Introduction: Wireless Energy Tranmission
This is a theoretical design with applications for a more efficient solar panel, efficient wireless energy transfer, and harnessing energy from everyday "noise". (Pat. Pending)
The idea for this design was inspired from analysing how radios work, the interactions of piezocrystals and their physical and electromechanical properties.
Photovoltaic cells are well known to be largely inefficient and the most efficient solar panels have a very large energy loss from light directed to the cells and electricity generated.
With energy needs rising through the roof, a new method of generating and transmitting power is needed.
The Solar panel is a practical application of the PhotoVoltaic Effect
http://en.wikipedia.org/wiki/Photovoltaic_effect for more info.
Piezo-Crystals are used in everyday applications like in spark igniters in stoves to analog radio receivers.
The reason for this is that these piezocrystals are named such for the PiezoElectric Effect which they exhibit
In short, the PiezoElectric Effect is where a solid will produce an electric charge or current when physically deformed.
Application 1 - More Efficient Solar Panels:
The proposed method of application is based on the fact that all light is a wave and both a particle, as well as sound being a wave through a medium.
when an object is struck with a wave of the same frequency a its resonant frequency, it will vibrate (physically deform), utilising this fact, its possible to create arrays of piezocrystals much the same way as a solar panel that will resonate at the frequency of light (lets use 555nm light [green] since it is the most strongest emitted visible light from the sun, this can be changed for other frequencies).
The practical upshot of this is that shining a green light onto a piezocrystal array that each crystal has a resonant frequency of 555nm, will produce an electric current.
Application 2 - Sound "collectors":
It is also possible to change the frequency of these arrays to the same frequency of noises in cities; car horns, sirens, radio signals.

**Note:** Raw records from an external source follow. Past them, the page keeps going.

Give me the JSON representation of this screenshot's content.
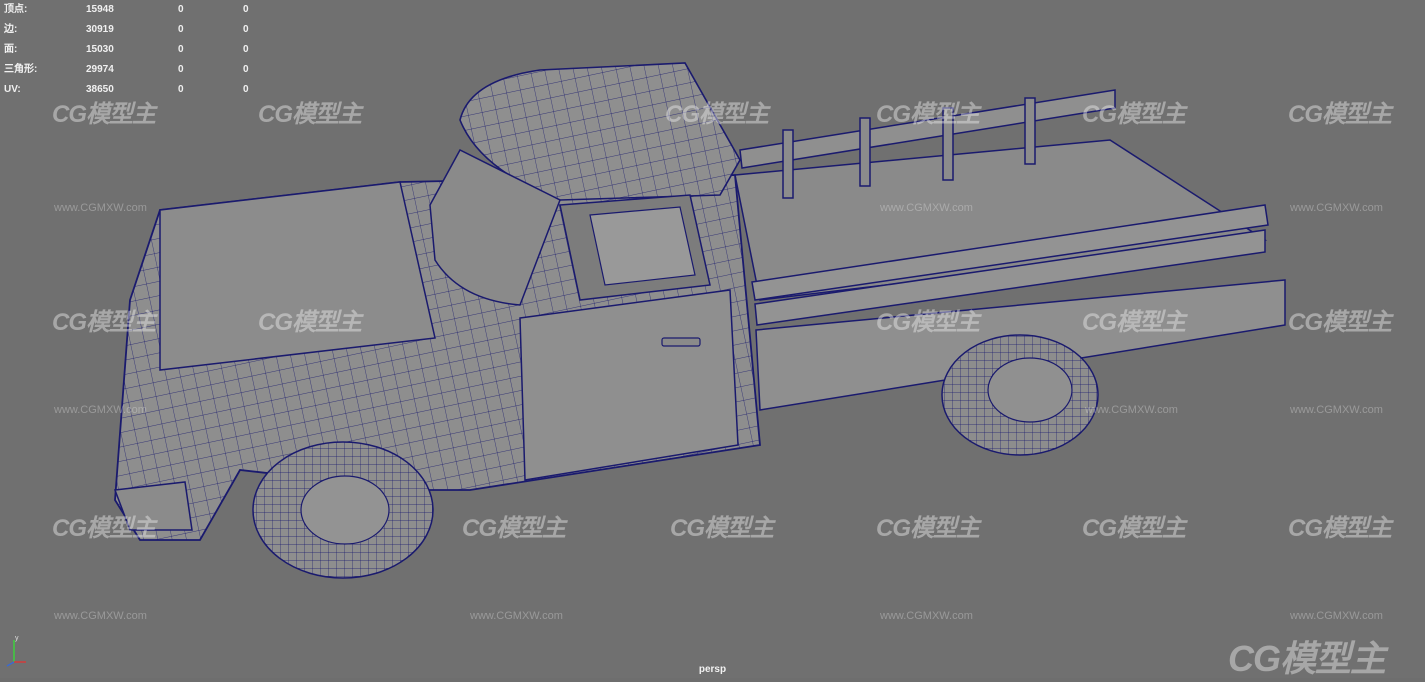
{
  "hud": {
    "rows": [
      {
        "label": "顶点:",
        "v1": "15948",
        "v2": "0",
        "v3": "0"
      },
      {
        "label": "边:",
        "v1": "30919",
        "v2": "0",
        "v3": "0"
      },
      {
        "label": "面:",
        "v1": "15030",
        "v2": "0",
        "v3": "0"
      },
      {
        "label": "三角形:",
        "v1": "29974",
        "v2": "0",
        "v3": "0"
      },
      {
        "label": "UV:",
        "v1": "38650",
        "v2": "0",
        "v3": "0"
      }
    ]
  },
  "camera": "persp",
  "watermark": {
    "logo": "CG模型主",
    "url": "www.CGMXW.com"
  },
  "colors": {
    "viewport_bg": "#707070",
    "wire": "#1a1a6e",
    "surface": "#8e8e8e"
  }
}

The application of this is to collect the ambient noise in populated areas and use those sounds to vibrate a piezocrystal array, which will produce an electric current.
Application 3 - Directed Energy with minimal loss:

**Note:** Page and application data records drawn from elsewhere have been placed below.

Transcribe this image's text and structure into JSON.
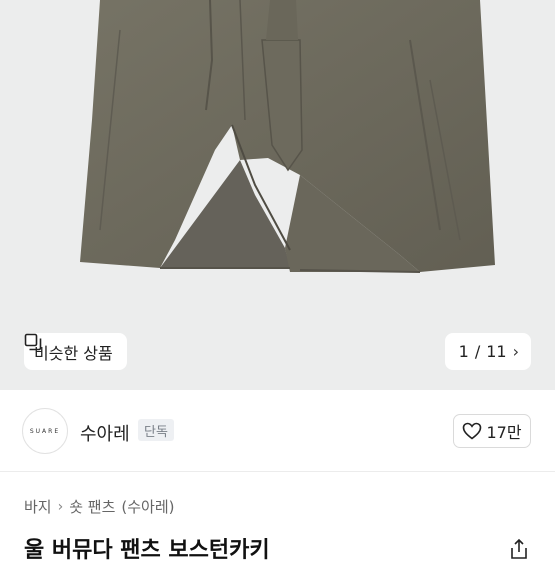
{
  "gallery": {
    "similar_label": "비슷한 상품",
    "page_current": "1",
    "page_separator": "/",
    "page_total": "11",
    "image_alt": "khaki wool bermuda shorts with belt"
  },
  "shop": {
    "logo_text": "SUARE",
    "name": "수아레",
    "badge": "단독",
    "like_count": "17만"
  },
  "breadcrumb": [
    "바지",
    "숏 팬츠",
    "(수아레)"
  ],
  "product": {
    "title": "울 버뮤다 팬츠 보스턴카키"
  },
  "colors": {
    "fabric": "#6f6c5f",
    "background": "#eceded"
  },
  "icons": {
    "similar": "similar-products-icon",
    "pager_next": "chevron-right-icon",
    "like": "heart-icon",
    "breadcrumb_sep": "chevron-right-icon",
    "share": "share-icon"
  }
}
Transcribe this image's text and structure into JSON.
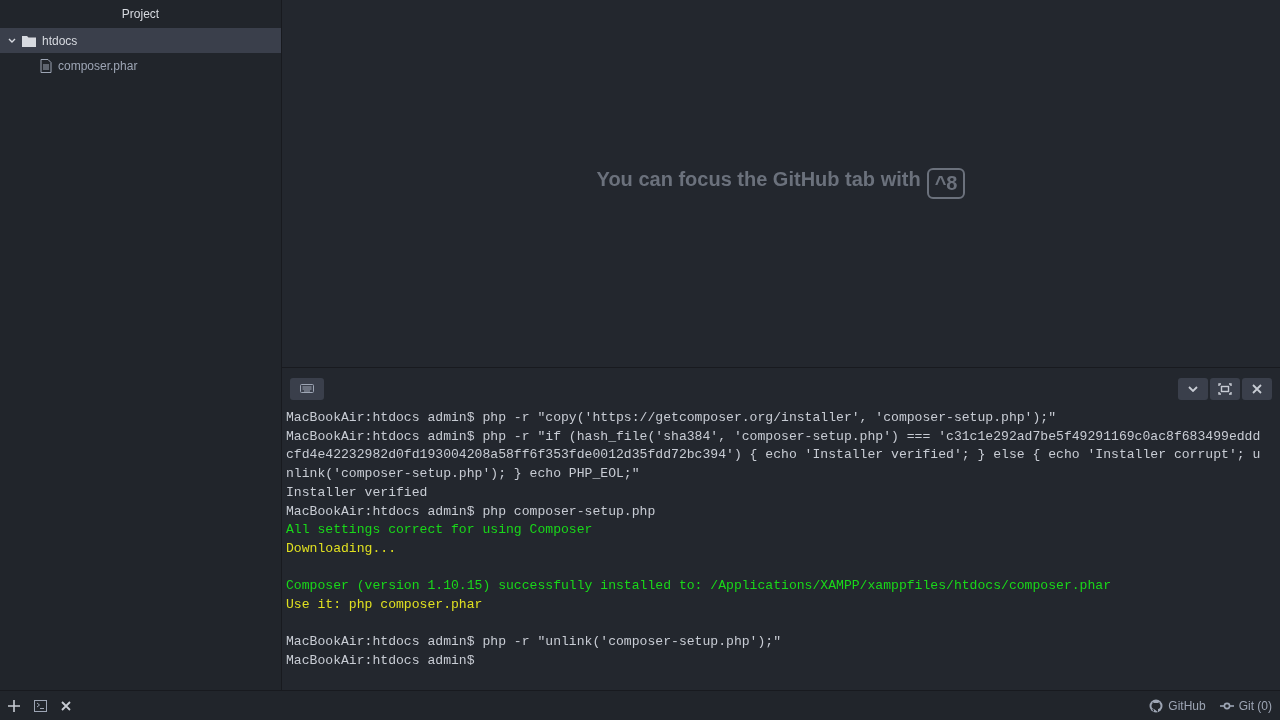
{
  "sidebar": {
    "title": "Project",
    "tree": [
      {
        "label": "htdocs",
        "kind": "folder",
        "expanded": true,
        "selected": true,
        "children": [
          {
            "label": "composer.phar",
            "kind": "file",
            "selected": false
          }
        ]
      }
    ]
  },
  "hint": {
    "text": "You can focus the GitHub tab with",
    "key": "^8"
  },
  "terminal": {
    "lines": [
      {
        "kind": "plain",
        "text": "MacBookAir:htdocs admin$ php -r \"copy('https://getcomposer.org/installer', 'composer-setup.php');\""
      },
      {
        "kind": "plain",
        "text": "MacBookAir:htdocs admin$ php -r \"if (hash_file('sha384', 'composer-setup.php') === 'c31c1e292ad7be5f49291169c0ac8f683499eddd"
      },
      {
        "kind": "plain",
        "text": "cfd4e42232982d0fd193004208a58ff6f353fde0012d35fdd72bc394') { echo 'Installer verified'; } else { echo 'Installer corrupt'; u"
      },
      {
        "kind": "plain",
        "text": "nlink('composer-setup.php'); } echo PHP_EOL;\""
      },
      {
        "kind": "plain",
        "text": "Installer verified"
      },
      {
        "kind": "plain",
        "text": "MacBookAir:htdocs admin$ php composer-setup.php"
      },
      {
        "kind": "success",
        "text": "All settings correct for using Composer"
      },
      {
        "kind": "info",
        "text": "Downloading..."
      },
      {
        "kind": "blank"
      },
      {
        "kind": "success",
        "text": "Composer (version 1.10.15) successfully installed to: /Applications/XAMPP/xamppfiles/htdocs/composer.phar"
      },
      {
        "kind": "info",
        "text": "Use it: php composer.phar"
      },
      {
        "kind": "blank"
      },
      {
        "kind": "plain",
        "text": "MacBookAir:htdocs admin$ php -r \"unlink('composer-setup.php');\""
      },
      {
        "kind": "plain",
        "text": "MacBookAir:htdocs admin$"
      }
    ]
  },
  "status_bar": {
    "github": "GitHub",
    "git": "Git (0)"
  }
}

Say I have an electric aircraft flying in the sky, it needs power but I don't want it to land.
The method for supplying power with conventional means is to use a solar panel and either direct energy (laser or a flashlight) to the craft or have it collect energy from the sun. Both of these methods have the inherent limitations of conventional solar panels.

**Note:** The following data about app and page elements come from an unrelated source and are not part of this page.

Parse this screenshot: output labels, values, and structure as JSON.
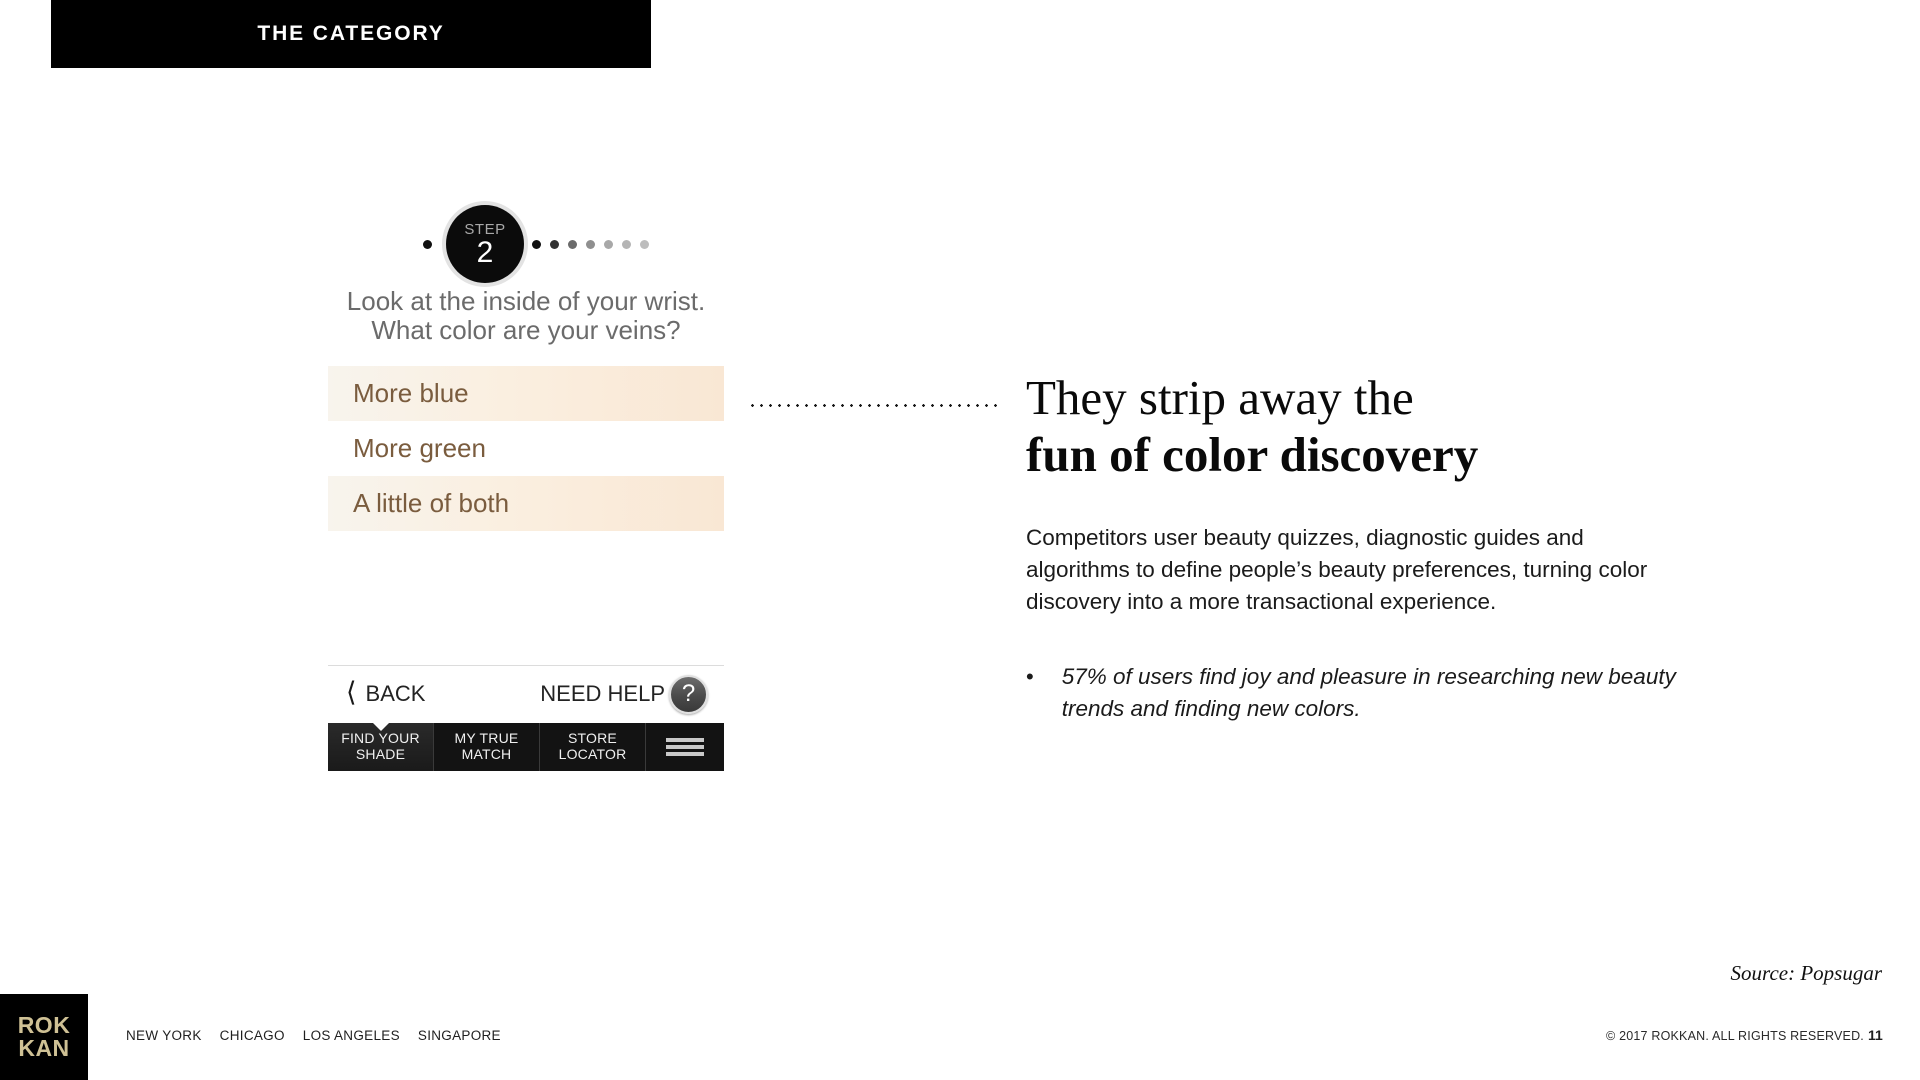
{
  "header": {
    "category_label": "THE CATEGORY"
  },
  "phone": {
    "step": {
      "word": "STEP",
      "number": "2",
      "dots_left": [
        "#111111"
      ],
      "dots_right": [
        "#111111",
        "#333333",
        "#6b6b6b",
        "#8f8f8f",
        "#a8a8a8",
        "#b5b5b5",
        "#bdbdbd"
      ]
    },
    "question_line1": "Look at the inside of your wrist.",
    "question_line2": "What color are your veins?",
    "options": [
      {
        "label": "More blue",
        "shaded": true
      },
      {
        "label": "More green",
        "shaded": false
      },
      {
        "label": "A little of both",
        "shaded": true
      }
    ],
    "helpbar": {
      "back_label": "BACK",
      "back_icon": "chevron-left-icon",
      "need_help_label": "NEED HELP",
      "help_icon_glyph": "?"
    },
    "tabbar": {
      "items": [
        {
          "line1": "FIND YOUR",
          "line2": "SHADE",
          "active": true
        },
        {
          "line1": "MY TRUE",
          "line2": "MATCH",
          "active": false
        },
        {
          "line1": "STORE",
          "line2": "LOCATOR",
          "active": false
        }
      ],
      "menu_icon": "hamburger-menu-icon"
    }
  },
  "content": {
    "headline_line1": "They strip away the",
    "headline_line2": "fun of color discovery",
    "paragraph": "Competitors user beauty quizzes, diagnostic guides and algorithms to define people’s beauty preferences, turning color discovery into a more transactional experience.",
    "bullets": [
      "57% of users find joy and pleasure in researching new beauty trends and finding new colors."
    ],
    "bullet_glyph": "•"
  },
  "source": "Source: Popsugar",
  "footer": {
    "logo_line1": "ROK",
    "logo_line2": "KAN",
    "cities": [
      "NEW YORK",
      "CHICAGO",
      "LOS ANGELES",
      "SINGAPORE"
    ],
    "copyright": "© 2017 ROKKAN. ALL RIGHTS RESERVED.",
    "page_number": "11"
  },
  "colors": {
    "brand_black": "#000000",
    "logo_tan": "#cfc195",
    "option_text_brown": "#7a5c3e",
    "option_shade_left": "#f8f4ed",
    "option_shade_right": "#f9e7d4",
    "question_gray": "#6b6b6b"
  }
}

Utilising a PiezoCrystal array that, for example would resonate at a frequency of 635 nm to 660 nm. We can point a Ruby Diode laser towards the piezocrystal arrays and the light waves will cause the array to resonate, and thus produce power, with this specific light source, it is possible to increase the supply voltage of the laser ergo increasing the power given to the aircraft.
This application could also extend to sending electricity through space, since space as a vacuum has practically zero matter to interfere with the laser signal and "dull" it's power.
Old radio receivers use piezocrystals to receive the FM or AM signal sent by a station, that power that is received is almost useless as a power source simply because it is so weak, but can still be sent through a relay and its message (audio in this case) can be heard through the speakers.
For Application 3, a limitation of the energy transferred would be any physical object or matter between the energy source and the receiving array, but this limit would not apply within space, where you could use a much more powerful radio wave as the energy medium, directed through parabolic dishes to the receiving space craft.
The attached image was made by me by modifying an example rectifier circuit in a program called circuit simulator.
It demonstrates how an antenna or piezocrystal array can produce an AC current and be rectified into DC with an LED showing the output current.